** Work item **
Line by line, check the data for the string "collected" and state how many lines have it, nothing more.

Component data from apps and pages:
——

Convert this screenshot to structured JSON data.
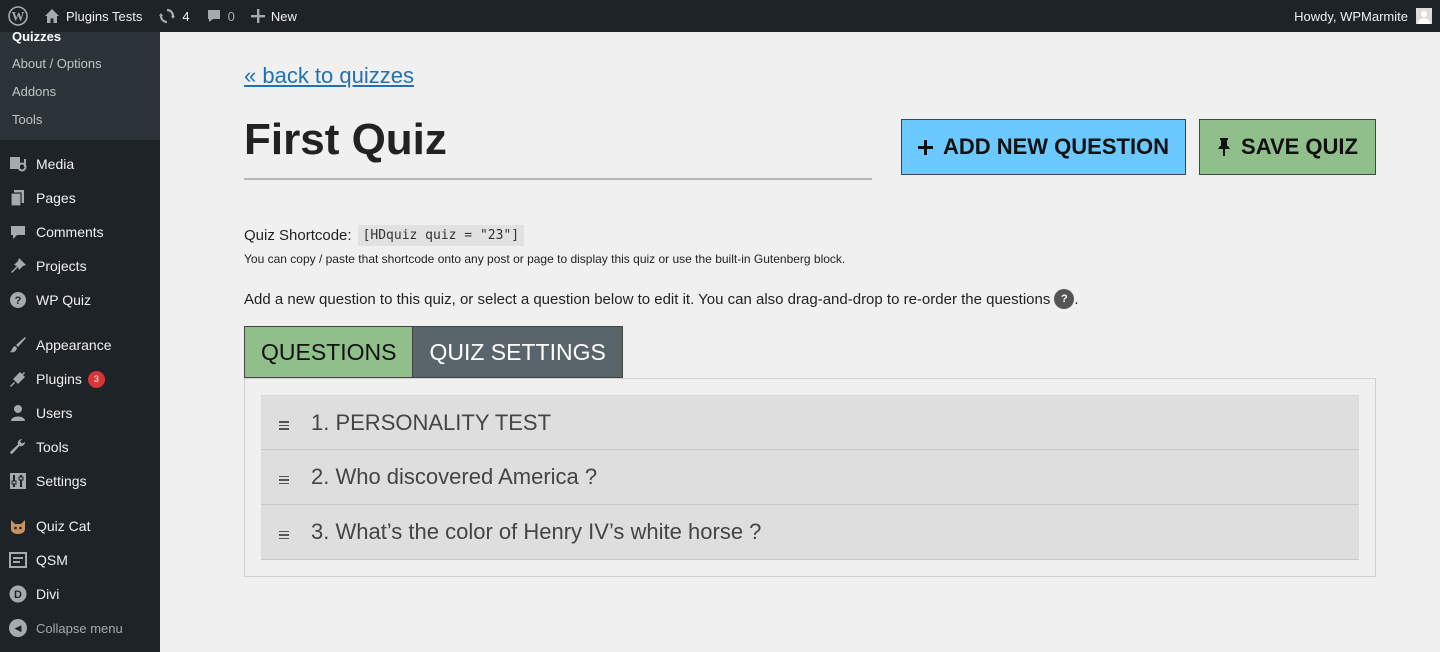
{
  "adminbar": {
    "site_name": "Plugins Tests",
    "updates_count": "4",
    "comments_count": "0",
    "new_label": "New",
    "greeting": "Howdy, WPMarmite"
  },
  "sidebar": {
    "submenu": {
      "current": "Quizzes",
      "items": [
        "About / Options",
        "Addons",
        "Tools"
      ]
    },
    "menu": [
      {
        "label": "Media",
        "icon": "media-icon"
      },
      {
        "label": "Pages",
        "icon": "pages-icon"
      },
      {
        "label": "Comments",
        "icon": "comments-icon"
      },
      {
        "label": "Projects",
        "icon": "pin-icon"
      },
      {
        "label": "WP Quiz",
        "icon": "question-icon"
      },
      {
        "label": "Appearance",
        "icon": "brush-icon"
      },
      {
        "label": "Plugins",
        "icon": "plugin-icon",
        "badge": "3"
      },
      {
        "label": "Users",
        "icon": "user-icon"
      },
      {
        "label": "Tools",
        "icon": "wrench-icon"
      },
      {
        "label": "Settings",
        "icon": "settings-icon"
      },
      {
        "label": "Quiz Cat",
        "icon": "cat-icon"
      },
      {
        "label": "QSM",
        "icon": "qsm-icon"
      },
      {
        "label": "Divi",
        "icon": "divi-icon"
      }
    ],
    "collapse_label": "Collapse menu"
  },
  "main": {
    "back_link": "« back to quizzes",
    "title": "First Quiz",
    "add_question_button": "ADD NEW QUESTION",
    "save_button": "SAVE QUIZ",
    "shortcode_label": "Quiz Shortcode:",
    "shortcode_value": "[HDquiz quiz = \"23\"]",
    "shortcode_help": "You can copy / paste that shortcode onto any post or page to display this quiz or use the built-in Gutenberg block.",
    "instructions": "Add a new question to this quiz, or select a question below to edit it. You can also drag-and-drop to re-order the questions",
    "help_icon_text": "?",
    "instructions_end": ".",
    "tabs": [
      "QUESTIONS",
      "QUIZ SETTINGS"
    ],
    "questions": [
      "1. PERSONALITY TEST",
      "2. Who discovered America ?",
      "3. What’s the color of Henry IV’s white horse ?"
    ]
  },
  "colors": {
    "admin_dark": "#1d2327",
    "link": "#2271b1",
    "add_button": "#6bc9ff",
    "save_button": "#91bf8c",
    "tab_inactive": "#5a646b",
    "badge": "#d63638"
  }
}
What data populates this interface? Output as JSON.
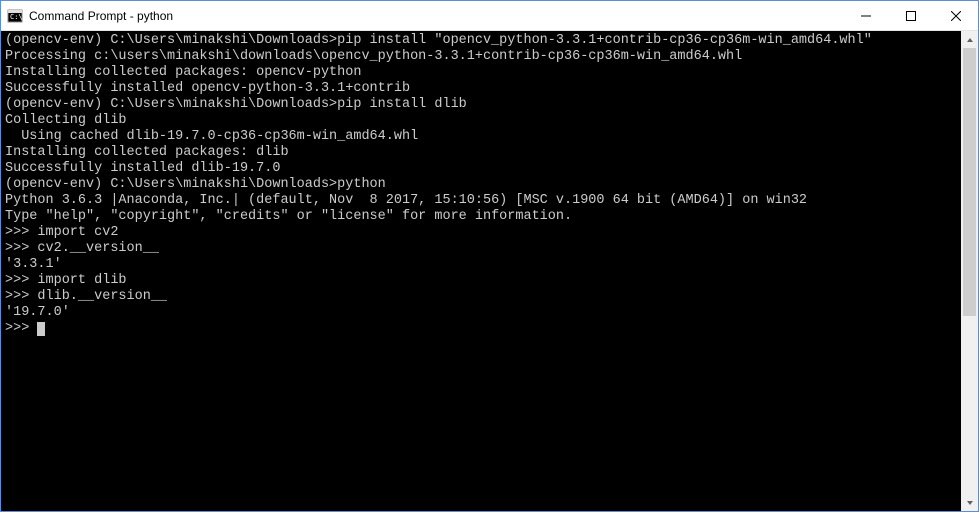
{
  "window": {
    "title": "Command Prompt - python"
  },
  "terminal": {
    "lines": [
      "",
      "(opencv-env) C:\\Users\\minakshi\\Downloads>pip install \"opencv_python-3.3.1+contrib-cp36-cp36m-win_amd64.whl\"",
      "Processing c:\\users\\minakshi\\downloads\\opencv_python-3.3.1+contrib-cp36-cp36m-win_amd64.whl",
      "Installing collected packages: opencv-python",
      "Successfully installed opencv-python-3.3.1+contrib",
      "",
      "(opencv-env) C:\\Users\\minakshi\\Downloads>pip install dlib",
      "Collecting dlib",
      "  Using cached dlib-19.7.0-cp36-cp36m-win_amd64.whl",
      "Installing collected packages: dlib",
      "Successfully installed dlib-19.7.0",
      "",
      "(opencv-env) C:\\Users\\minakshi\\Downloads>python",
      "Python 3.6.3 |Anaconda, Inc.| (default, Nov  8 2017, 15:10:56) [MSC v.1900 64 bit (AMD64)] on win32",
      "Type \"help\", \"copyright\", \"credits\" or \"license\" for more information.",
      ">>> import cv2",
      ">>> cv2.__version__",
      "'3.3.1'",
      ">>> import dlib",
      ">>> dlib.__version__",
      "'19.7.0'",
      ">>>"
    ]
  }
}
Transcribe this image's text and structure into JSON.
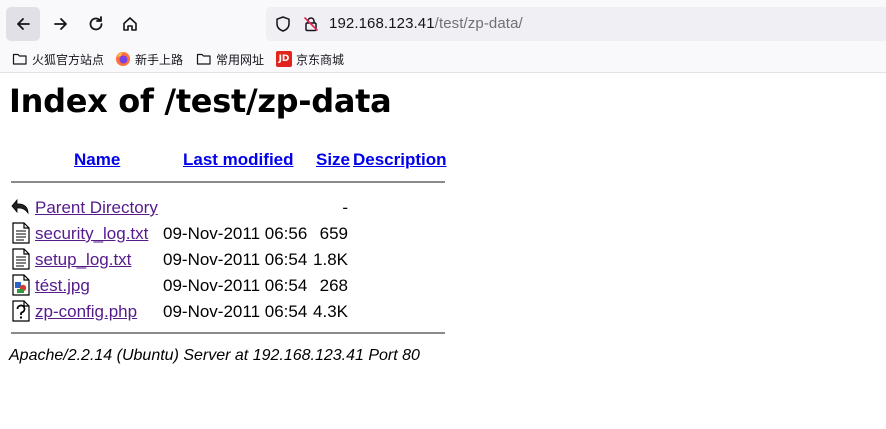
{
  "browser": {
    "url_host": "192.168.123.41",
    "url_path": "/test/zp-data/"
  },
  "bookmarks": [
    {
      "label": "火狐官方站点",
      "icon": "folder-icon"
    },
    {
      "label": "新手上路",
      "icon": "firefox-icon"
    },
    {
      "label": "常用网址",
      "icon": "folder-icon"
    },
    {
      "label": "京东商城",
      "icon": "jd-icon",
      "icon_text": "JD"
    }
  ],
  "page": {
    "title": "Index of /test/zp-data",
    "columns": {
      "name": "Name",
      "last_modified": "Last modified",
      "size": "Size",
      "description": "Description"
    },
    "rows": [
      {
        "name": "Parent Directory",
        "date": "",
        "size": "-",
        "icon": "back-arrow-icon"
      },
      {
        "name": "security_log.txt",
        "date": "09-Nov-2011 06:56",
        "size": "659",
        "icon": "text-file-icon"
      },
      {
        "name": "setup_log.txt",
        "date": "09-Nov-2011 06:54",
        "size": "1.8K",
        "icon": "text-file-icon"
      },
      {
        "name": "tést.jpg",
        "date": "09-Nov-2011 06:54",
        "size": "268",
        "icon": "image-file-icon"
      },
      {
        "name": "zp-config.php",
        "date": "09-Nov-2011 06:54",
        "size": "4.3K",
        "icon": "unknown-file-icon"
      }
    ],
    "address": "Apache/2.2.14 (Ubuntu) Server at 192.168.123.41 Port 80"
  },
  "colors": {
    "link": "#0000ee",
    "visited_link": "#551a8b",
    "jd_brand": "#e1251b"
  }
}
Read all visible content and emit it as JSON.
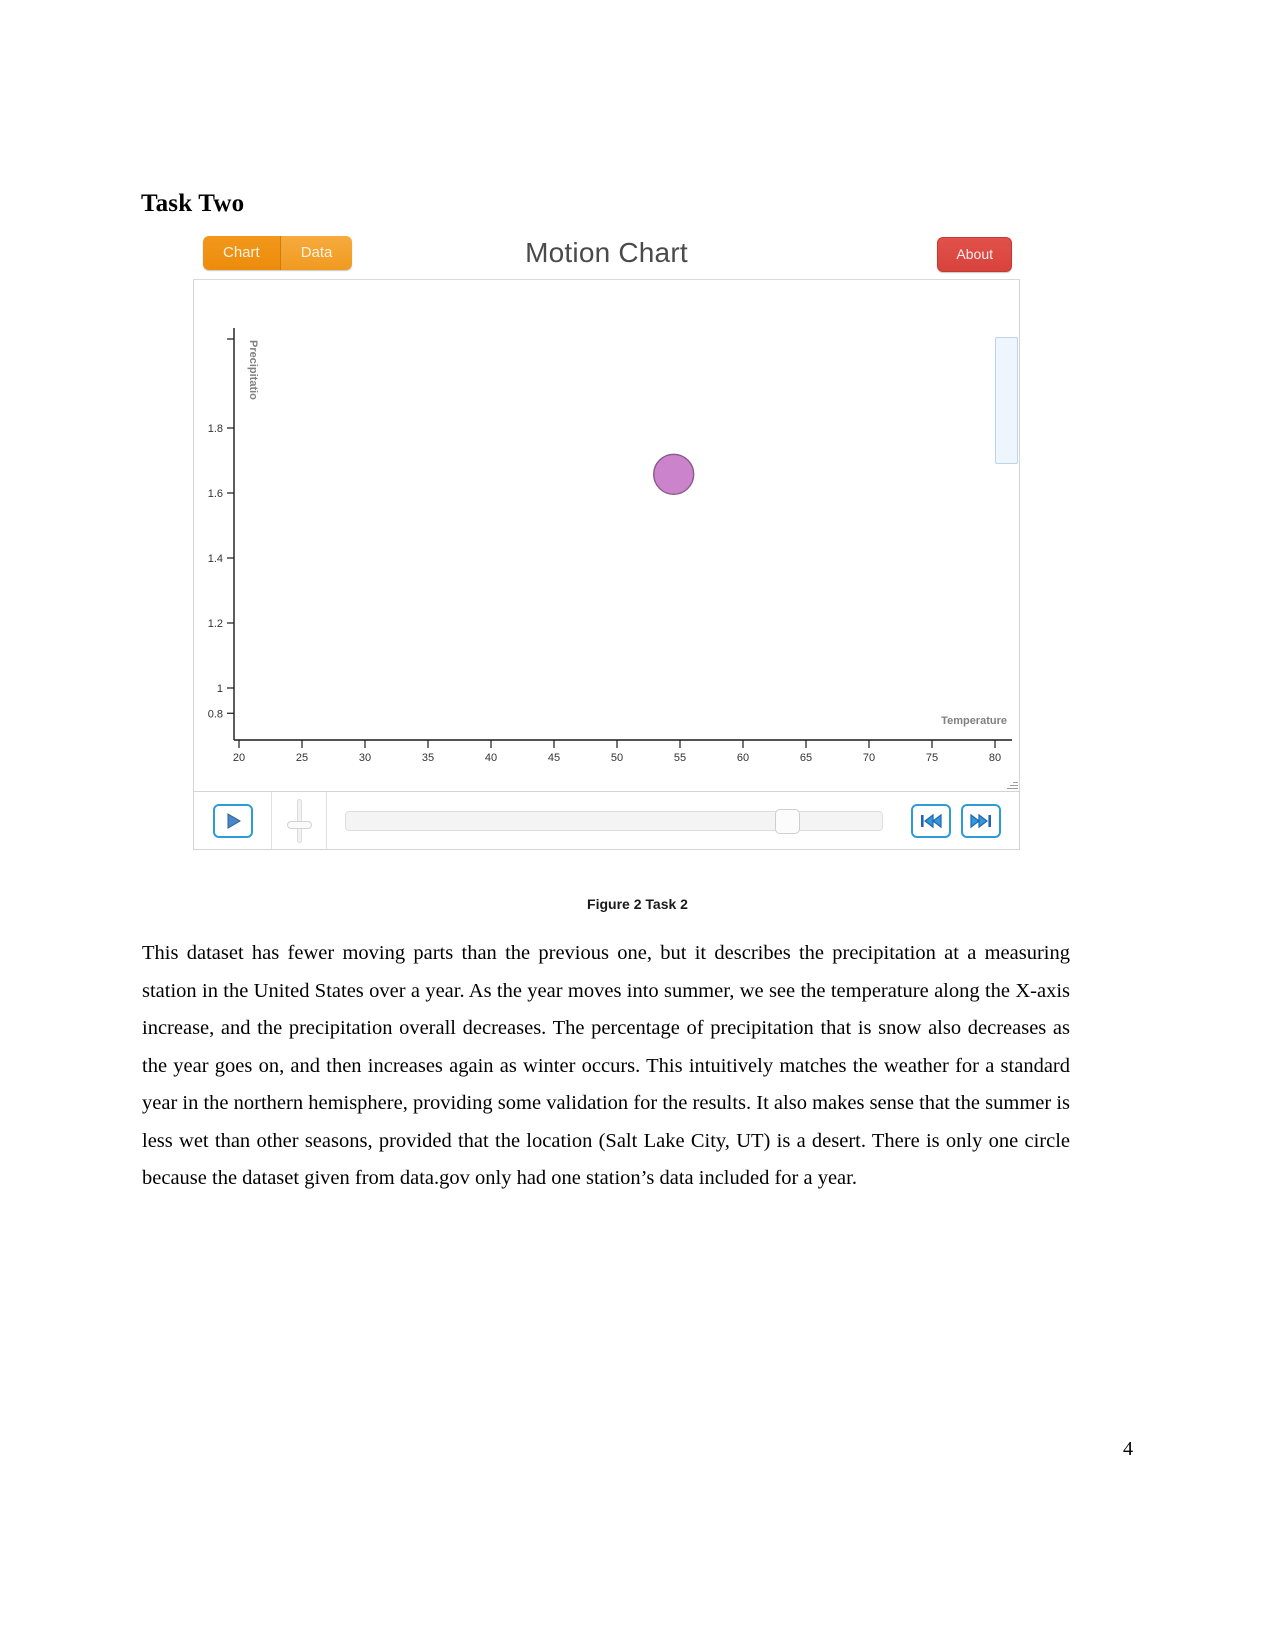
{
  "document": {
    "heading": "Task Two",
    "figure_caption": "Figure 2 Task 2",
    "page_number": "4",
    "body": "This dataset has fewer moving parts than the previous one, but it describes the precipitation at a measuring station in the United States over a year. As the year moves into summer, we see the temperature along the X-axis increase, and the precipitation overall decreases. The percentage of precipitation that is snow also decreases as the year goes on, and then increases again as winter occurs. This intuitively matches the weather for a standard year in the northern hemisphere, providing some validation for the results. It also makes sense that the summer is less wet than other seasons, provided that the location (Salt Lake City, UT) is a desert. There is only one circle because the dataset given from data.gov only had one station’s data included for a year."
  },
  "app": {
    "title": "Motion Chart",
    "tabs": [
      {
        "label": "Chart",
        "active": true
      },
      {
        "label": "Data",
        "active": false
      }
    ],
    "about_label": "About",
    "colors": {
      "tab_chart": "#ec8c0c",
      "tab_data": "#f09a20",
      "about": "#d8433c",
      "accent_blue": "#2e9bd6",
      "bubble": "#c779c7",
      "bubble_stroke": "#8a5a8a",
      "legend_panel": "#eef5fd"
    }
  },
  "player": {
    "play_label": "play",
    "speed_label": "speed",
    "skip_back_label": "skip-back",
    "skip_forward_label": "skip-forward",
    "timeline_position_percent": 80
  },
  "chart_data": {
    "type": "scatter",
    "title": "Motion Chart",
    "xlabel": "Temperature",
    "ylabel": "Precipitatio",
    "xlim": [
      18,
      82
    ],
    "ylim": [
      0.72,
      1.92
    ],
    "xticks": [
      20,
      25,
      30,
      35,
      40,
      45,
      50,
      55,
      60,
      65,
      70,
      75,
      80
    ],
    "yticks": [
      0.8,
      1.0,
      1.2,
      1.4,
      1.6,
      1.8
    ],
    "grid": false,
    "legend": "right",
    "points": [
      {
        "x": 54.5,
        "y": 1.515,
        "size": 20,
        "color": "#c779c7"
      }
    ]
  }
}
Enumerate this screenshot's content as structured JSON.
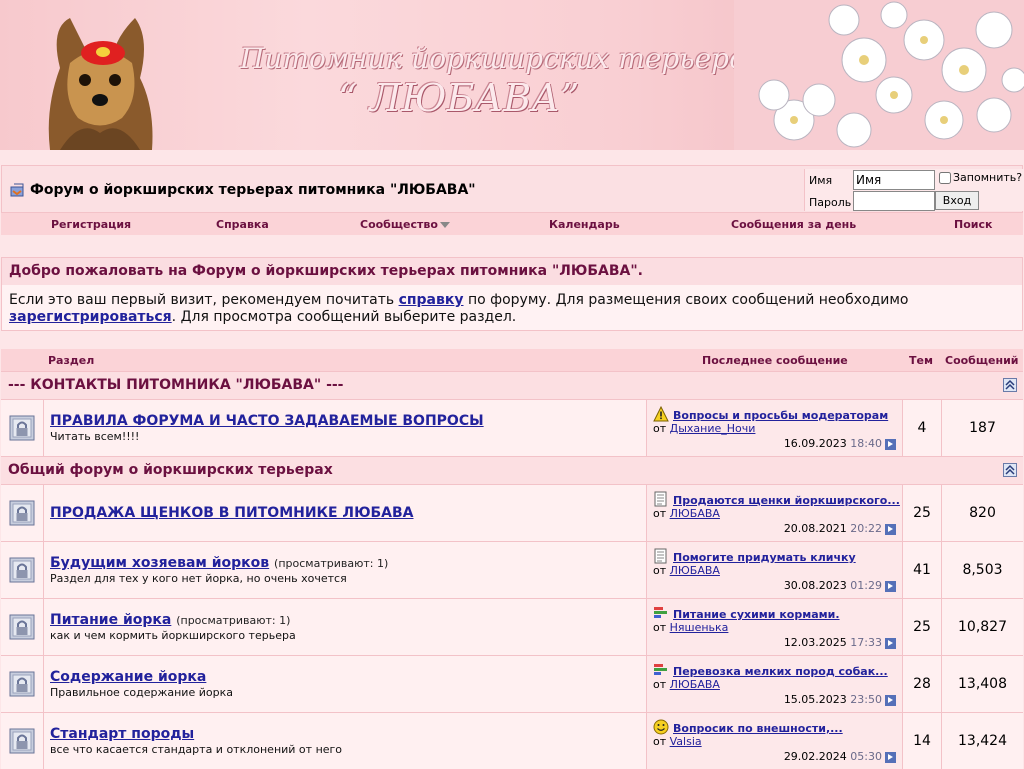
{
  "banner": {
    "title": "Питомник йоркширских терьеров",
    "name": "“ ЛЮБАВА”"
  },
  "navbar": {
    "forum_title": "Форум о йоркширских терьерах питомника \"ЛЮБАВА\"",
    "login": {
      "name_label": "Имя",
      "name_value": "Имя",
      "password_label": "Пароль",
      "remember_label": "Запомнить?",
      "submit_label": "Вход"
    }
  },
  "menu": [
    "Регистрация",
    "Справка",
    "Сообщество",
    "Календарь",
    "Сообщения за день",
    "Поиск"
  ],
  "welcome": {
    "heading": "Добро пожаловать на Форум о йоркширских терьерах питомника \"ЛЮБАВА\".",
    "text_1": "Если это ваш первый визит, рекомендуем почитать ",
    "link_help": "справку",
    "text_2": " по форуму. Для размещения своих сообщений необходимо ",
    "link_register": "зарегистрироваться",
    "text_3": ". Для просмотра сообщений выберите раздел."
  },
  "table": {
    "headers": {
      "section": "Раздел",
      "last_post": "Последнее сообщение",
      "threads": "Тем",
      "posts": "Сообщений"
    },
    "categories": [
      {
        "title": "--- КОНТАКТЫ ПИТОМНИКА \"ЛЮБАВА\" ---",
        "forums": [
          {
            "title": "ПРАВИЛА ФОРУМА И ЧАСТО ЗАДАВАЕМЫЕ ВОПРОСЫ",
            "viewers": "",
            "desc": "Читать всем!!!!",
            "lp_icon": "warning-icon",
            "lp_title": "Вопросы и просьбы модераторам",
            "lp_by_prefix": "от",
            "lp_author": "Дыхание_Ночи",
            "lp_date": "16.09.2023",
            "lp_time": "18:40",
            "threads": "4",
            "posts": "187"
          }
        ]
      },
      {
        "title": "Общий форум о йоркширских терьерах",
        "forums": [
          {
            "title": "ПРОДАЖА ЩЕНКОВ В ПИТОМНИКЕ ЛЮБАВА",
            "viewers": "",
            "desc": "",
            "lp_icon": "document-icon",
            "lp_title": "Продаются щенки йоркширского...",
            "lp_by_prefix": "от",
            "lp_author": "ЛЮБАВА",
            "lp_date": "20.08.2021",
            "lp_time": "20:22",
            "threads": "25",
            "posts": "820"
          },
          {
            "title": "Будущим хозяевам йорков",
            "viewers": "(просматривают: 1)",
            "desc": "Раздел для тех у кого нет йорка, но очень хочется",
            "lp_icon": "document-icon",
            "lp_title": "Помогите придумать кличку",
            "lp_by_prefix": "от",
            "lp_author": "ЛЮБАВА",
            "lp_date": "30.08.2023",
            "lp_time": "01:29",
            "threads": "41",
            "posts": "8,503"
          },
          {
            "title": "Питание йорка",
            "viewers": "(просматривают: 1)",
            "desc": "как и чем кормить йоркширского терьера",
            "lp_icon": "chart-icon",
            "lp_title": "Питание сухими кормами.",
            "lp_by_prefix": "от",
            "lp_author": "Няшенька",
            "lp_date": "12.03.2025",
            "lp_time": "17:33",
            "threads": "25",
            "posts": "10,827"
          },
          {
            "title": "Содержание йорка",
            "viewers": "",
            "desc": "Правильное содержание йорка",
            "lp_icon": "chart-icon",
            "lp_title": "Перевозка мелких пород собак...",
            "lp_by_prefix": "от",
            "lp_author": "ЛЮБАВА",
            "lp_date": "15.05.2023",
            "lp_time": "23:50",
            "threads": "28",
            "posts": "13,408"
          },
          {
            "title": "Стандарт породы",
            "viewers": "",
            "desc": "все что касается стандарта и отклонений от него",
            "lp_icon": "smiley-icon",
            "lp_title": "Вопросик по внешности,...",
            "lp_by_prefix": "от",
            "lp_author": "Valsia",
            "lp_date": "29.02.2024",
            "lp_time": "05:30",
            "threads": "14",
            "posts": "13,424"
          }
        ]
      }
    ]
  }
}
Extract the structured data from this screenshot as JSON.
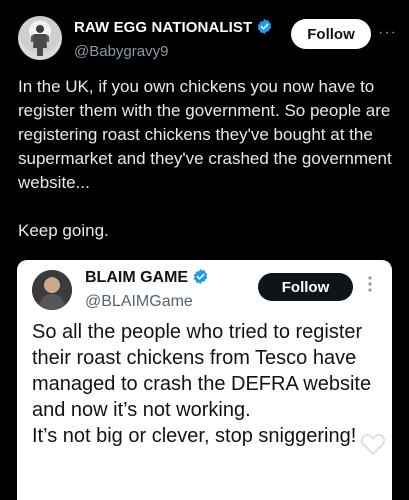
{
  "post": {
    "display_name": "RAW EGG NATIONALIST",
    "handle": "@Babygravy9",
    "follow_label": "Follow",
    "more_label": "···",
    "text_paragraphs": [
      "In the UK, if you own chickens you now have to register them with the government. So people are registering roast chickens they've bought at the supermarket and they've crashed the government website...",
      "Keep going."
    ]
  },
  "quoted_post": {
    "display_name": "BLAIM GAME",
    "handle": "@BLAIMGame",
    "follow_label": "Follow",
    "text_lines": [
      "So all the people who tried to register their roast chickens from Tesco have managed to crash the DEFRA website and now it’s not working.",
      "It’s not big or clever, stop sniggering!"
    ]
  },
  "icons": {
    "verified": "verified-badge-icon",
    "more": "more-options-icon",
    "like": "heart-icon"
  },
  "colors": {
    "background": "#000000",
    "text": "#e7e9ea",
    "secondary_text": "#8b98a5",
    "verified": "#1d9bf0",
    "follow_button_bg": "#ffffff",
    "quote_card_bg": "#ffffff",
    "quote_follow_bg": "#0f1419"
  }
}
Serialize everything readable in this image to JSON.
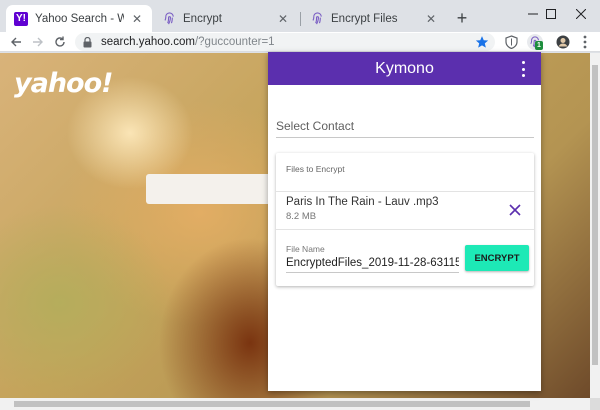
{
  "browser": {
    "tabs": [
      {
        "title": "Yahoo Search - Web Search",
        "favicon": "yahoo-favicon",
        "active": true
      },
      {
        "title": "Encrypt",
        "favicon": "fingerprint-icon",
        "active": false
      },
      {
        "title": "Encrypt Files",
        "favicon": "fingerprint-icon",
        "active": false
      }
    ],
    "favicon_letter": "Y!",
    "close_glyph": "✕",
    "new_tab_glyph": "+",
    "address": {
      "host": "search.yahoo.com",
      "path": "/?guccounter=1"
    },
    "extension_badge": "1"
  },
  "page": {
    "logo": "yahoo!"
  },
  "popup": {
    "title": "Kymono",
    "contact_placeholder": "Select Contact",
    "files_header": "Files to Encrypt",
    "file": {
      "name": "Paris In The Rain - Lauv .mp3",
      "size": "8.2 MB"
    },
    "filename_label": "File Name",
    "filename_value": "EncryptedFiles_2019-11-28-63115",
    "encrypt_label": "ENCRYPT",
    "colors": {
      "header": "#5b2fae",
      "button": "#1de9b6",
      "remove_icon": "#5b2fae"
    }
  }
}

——

** Expected answer **
2